Your usage note makes the same point I did. So I do not know what point
you want to make. It has nothing to do with authority; it has to do with
understanding the language--plus decades of teaching rhetoric, yes. You
addressed the persons (Steve and list members) to whom your objection
was directed and not the subject of his message. Similarly, in the
example you give, the Republican's address the farmers rather than the
validity of the taxes. Perhaps the OED will make it clear: "a phrase
applied to an argument or appeal founded on the preferences or principles
of a particular person rather than on abstract truth or logical cogency," in
other words, directing your argument against persons instead of issues. If
you wish to consider that a lecture, feel free. You need not pay me, in
Other than that, this speaks for itself, and I have nothing more to say on it.
Date sent: Mon, 23 Dec 2002 10:55:42 -0800
Send reply to: "T. S. Eliot Discussion forum." <[log in to unmask]>
From: "Harm Tron v2.0b2r7" <[log in to unmask]>
Subject: Re: 800 American professors and one student are wrong again
To: [log in to unmask]
>From: Nancy Gish <[log in to unmask]>
>Reply-To: "T. S. Eliot Discussion forum." <[log in to unmask]>
>To: [log in to unmask]
>Subject: Re: 800 American professors and one student are wrong again
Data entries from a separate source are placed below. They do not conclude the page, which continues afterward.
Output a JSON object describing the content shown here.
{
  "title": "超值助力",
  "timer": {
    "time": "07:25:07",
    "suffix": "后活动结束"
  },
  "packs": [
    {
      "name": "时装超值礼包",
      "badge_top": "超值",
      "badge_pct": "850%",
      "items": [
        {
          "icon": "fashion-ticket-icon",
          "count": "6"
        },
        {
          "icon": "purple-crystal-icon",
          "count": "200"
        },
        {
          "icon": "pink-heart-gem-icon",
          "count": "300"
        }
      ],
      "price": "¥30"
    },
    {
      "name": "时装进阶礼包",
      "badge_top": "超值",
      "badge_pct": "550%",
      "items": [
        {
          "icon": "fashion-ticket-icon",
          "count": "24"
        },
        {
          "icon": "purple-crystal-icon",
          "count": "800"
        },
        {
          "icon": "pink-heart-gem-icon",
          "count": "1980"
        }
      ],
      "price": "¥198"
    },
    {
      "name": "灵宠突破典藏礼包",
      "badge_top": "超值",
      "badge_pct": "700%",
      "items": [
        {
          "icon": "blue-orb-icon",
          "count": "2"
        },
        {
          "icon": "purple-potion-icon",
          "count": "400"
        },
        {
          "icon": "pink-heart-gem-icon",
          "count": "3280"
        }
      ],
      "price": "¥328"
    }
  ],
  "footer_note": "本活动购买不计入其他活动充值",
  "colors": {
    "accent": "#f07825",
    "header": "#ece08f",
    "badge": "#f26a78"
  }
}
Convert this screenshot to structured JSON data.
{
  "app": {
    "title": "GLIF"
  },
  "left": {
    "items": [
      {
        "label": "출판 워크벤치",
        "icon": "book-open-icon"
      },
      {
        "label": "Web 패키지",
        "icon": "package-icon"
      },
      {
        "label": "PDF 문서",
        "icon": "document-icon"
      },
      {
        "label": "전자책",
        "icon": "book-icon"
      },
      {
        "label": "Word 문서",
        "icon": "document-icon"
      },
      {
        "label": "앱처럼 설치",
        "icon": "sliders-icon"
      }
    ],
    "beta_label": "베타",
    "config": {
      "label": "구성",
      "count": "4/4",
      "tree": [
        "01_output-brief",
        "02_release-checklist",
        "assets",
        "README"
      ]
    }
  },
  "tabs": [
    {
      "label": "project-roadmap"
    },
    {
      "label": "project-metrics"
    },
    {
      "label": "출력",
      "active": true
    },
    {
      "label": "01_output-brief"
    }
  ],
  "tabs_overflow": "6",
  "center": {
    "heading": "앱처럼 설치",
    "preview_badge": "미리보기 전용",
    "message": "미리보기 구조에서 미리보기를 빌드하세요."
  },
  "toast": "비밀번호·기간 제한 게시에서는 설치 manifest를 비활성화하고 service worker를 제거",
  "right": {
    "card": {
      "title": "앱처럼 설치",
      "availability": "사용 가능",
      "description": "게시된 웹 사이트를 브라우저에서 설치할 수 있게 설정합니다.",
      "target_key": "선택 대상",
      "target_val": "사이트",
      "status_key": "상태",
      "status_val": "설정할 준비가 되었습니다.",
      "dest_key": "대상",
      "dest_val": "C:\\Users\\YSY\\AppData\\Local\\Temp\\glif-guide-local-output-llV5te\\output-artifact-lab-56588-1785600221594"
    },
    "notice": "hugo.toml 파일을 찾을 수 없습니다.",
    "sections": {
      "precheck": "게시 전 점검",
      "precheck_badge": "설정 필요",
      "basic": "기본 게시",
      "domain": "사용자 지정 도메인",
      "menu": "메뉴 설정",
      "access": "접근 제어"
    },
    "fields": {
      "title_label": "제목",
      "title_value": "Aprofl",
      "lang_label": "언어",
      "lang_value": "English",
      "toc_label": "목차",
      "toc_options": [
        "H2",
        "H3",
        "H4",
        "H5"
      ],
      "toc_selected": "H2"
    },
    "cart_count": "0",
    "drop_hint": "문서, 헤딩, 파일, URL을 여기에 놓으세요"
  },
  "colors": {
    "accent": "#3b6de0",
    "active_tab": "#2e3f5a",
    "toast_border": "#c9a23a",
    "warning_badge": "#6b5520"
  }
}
>Date: Mon, 23 Dec 2002 11:44:17 -0500
>Ad hominem means "to the man" and refers to critiquing the speaker
>rather than the argument. To use the language you did about the
>members of the list is thus "ad hominem."
excerpted out of the same american heritage dictionary, fourth edition:
Usage Note: As the principal meaning of the preposition ad suggests, the
homo of ad hominem was originally the person to whom an argument was
addressed, not its subject. The phrase denoted an argument designed to
appeal to the listener's emotions rather than to reason, as in the
sentence "The Republicans' evocation of pity for the small farmer
struggling to maintain his property is a purely ad hominem argument for
reducing inheritance taxes."
now, i dont mean to undermine your authority as a professor or contributor
to the list, but if youre going to try to lecture me or anybody else for
that matter, please double check your material.
>Who are you or any member of the list to define "what a forum is fit
>for"? The forum, presumably, makes that choice collectively. It is not
>an issue of knowledge but of a shared discussion. We are not an official
>body with a mission statement and a set task.
in case youve failed to notice, the header reads "T. S. Eliot Discussion
mailing list titles arent legally binding & so forth but youre trying to
call a horse donkey & its not holding much water. list members cultivate a
sense of academic authority to discussion carried out in the forum &
whatever legitimacy pertinent arguments have is carried over to all other
messages. it boils down to the cathedra vs pulpit argument again: if the
list is explicitly designated as a "T.S. Eliot Discussion forum" then one
would REASONABLY expect people to confine themselves to tse-relevant
>I found nothing threatening about what you said. I found it rude,
>especially to Steve, whose post you mocked with "rah rah rah." He feels
>deeply and for serious reasons, and you treated that as something to
so? my intention was not to mock, but even if it did come off that way, a
"deeply felt" conviction can certainly stand the test of such an
inconsequential challenge, dont you think?
maybe i happen to find YOUR commentary rude. maybe the different
articulated by a whole bunch of the people who post on a regular basis
offend me; so what? note that i pointed out where your remarks were
"sardonic and ad hominem" but did not object to them. the only reason i
find this characteristic deplorable is because it obscures genuine tse
im certainly not attempting to, as you so hyperbolically put it, "police"
the content of debate but rather puncture the self importance of those who
try to ascribe didactic authority to their (non-tse related) rants.
witness how you just HAD to casually mention some sort of supposedly
characteristic tone supposedly adopted by pound & cummings, as if the
similarity is factual & not subjective; as if your (supposed) familiarity
with the two poets somehow renders you capable of pinning down the
"actual" content of my message.
elaborate casualness my ass. there, is that pound-ian enough?
as for miss sara trevisan's comment: ive no idea how things proceed in
padova, but i can assure you that in the lovely state of california i pay
both taxes & tution that support the institution im attending. professors
paid with the aid of my (substantial) financial contribution are the ones
who are in debt to me & not the other way around. ive no qualms about
confronting those who i consider to be misusing their position by
attempting to advance political agenda. so far ive yet to encounter
anybody who answered to my objections by consigning them to the realm
"adolescent rebellion against the estabilished order."
ive done my best to attempt a reconciliatory tone but prof. gish seems to
insist shes doing me personally a great favor by adopting a condescending
tone attempting & failing to lecture on me on the definition of ad hominem
& the many benefits of latinates. to save us both & the list itself some
time, what id like to suggest is that we all police our own mailboxes
according to our own fits & moods.
MSN 8 helps eliminate e-mail viruses. Get 3 months FREE*.